◆ **MATERIAL SUPPLIED**

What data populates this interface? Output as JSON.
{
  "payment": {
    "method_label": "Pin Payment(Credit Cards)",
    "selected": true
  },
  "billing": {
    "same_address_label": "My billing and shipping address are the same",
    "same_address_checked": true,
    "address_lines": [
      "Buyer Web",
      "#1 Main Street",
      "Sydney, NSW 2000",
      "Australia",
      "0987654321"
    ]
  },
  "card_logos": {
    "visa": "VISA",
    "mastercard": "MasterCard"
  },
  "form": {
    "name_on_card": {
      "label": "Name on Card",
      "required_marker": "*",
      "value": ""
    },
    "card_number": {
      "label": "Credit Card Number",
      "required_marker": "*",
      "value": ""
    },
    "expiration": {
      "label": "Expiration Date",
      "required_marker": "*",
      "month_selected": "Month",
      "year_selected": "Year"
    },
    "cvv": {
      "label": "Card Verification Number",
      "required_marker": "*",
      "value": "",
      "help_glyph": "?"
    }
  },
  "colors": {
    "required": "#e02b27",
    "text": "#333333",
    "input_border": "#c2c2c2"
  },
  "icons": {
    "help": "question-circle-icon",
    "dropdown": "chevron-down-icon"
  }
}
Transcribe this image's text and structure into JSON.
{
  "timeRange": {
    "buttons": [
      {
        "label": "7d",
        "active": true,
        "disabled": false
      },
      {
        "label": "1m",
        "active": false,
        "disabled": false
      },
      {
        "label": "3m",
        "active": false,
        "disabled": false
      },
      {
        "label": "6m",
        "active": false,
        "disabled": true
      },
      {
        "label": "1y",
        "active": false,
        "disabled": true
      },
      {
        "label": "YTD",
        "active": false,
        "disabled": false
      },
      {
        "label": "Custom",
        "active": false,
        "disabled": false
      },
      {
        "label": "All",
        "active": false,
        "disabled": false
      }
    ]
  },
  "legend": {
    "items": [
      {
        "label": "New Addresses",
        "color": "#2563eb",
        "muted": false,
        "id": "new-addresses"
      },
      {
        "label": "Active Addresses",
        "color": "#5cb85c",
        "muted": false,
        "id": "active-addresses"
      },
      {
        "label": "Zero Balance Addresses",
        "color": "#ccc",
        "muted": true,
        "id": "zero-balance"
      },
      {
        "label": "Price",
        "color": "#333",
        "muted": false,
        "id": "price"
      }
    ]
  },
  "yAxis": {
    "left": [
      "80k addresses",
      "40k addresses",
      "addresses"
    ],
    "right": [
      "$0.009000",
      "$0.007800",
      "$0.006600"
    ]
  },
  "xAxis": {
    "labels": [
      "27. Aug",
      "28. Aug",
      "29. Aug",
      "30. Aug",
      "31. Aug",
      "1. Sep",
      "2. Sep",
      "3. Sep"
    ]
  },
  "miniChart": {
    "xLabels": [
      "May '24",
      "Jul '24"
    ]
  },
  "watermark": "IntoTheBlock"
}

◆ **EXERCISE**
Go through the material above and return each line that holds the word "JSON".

◆ **PROBLEM SOLUTION**
What data populates this interface? Output as JSON.
Transcribe this image's text and structure into JSON.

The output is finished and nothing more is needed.